[Component data from apps and pages]
----------
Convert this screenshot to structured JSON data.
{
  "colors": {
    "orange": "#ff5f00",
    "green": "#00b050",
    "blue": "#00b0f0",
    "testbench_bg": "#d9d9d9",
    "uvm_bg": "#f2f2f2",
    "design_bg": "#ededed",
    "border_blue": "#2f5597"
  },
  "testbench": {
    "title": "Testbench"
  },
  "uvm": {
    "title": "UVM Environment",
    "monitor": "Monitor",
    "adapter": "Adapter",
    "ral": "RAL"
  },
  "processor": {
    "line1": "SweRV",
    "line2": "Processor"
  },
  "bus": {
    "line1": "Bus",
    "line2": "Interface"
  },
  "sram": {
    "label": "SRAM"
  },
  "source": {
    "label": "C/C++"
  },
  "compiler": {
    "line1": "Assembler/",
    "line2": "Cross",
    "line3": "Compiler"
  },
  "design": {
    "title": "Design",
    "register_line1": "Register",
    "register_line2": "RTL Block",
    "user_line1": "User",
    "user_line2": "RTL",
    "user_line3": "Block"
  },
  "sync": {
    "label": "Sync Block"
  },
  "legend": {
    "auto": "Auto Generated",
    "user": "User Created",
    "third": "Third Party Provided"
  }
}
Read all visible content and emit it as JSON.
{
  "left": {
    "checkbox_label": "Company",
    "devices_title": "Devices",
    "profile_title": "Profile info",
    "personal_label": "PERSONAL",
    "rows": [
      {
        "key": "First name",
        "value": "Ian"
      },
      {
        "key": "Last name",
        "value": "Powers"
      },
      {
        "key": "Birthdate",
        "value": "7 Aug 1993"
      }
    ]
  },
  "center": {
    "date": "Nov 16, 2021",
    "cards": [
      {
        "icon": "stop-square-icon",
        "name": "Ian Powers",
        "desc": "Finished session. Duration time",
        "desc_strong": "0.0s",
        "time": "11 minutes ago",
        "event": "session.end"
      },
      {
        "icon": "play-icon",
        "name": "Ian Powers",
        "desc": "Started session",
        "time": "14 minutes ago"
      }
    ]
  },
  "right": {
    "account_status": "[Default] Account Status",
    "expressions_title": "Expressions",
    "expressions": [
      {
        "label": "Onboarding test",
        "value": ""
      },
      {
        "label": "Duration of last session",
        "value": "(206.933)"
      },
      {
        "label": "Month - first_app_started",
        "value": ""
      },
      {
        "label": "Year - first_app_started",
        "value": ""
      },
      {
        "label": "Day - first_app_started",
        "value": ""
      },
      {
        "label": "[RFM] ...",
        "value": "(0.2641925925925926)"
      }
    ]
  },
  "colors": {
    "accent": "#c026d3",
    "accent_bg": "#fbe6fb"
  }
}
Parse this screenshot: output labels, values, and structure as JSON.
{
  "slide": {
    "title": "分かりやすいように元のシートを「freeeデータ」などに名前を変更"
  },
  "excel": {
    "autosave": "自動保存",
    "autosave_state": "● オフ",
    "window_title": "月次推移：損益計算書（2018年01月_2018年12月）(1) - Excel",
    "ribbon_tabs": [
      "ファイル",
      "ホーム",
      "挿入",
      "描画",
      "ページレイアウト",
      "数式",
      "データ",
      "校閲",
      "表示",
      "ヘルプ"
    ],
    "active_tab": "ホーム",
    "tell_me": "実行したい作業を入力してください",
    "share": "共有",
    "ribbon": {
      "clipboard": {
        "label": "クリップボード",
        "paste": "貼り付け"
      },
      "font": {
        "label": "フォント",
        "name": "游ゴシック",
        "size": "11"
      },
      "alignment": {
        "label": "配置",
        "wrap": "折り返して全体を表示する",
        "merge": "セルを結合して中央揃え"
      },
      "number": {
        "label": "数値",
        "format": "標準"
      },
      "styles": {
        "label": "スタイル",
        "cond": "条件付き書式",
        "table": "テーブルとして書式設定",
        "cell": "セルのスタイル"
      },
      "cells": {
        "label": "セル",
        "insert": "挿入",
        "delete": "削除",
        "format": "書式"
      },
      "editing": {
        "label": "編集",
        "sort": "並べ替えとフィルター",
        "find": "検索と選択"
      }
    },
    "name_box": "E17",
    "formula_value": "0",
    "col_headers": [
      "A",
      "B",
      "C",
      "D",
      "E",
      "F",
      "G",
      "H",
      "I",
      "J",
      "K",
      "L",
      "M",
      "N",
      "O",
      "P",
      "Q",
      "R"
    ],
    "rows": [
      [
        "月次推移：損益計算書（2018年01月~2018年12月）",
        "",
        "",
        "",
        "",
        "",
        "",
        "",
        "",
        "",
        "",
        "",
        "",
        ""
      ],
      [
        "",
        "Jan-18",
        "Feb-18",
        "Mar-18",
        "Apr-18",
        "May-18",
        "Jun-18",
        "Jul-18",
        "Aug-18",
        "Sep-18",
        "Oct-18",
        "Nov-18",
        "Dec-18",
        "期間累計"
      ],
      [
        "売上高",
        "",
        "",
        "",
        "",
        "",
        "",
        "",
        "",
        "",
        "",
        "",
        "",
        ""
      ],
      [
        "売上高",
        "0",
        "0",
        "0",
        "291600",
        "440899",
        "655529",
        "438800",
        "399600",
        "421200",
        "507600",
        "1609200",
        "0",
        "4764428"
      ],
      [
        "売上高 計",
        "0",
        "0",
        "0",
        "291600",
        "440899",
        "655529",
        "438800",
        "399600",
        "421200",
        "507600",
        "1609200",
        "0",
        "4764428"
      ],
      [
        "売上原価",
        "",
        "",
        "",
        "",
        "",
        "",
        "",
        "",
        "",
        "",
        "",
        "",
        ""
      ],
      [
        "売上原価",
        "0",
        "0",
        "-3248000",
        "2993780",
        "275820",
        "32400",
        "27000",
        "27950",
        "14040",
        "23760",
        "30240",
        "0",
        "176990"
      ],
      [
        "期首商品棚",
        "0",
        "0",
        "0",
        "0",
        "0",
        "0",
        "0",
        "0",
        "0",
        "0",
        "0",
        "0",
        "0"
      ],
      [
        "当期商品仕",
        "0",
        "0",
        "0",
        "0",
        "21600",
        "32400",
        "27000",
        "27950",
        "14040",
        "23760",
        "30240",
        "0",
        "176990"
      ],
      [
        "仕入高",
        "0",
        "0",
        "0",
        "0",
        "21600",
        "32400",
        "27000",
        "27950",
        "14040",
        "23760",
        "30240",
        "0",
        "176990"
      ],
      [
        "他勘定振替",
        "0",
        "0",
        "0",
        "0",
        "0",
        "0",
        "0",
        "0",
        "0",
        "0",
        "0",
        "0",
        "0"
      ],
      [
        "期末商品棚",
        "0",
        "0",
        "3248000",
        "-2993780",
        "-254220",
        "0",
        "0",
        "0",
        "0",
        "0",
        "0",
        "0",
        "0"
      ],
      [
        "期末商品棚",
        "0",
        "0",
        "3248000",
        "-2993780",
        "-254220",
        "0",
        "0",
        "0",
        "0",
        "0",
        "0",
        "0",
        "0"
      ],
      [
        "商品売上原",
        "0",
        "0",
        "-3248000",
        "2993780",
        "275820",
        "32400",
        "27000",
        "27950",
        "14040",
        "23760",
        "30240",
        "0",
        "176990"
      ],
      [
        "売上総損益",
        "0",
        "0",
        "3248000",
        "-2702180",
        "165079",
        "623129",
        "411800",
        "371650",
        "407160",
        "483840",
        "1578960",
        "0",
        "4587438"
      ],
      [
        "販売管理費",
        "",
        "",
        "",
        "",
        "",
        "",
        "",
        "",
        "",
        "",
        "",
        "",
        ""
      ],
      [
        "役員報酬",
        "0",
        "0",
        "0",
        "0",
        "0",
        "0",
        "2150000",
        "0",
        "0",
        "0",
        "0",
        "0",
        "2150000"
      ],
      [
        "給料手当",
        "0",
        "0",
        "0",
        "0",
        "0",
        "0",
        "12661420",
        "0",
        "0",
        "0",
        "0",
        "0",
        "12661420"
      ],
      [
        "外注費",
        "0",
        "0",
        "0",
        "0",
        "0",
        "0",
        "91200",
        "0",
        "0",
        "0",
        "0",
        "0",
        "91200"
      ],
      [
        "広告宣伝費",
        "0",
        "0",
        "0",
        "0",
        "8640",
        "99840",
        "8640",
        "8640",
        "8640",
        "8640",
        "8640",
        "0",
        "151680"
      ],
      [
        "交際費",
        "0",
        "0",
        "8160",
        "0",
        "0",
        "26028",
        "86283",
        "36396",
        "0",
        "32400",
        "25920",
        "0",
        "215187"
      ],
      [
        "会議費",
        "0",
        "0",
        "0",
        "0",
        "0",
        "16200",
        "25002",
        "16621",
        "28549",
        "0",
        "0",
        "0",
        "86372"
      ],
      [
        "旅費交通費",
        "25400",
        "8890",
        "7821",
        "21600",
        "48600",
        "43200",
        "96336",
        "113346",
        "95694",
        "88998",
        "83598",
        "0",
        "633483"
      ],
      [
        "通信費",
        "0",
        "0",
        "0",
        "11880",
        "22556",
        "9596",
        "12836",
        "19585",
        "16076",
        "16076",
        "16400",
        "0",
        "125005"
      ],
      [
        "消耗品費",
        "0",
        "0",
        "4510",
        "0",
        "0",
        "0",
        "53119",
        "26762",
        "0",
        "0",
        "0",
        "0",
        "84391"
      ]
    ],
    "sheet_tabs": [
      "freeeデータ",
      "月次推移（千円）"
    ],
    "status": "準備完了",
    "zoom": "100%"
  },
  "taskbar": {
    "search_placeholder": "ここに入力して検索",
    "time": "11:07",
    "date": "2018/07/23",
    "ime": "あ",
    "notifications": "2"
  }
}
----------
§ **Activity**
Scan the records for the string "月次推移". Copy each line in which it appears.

§ **Task result**
    "window_title": "月次推移：損益計算書（2018年01月_2018年12月）(1) - Excel",
        "月次推移：損益計算書（2018年01月~2018年12月）",
      "月次推移（千円）"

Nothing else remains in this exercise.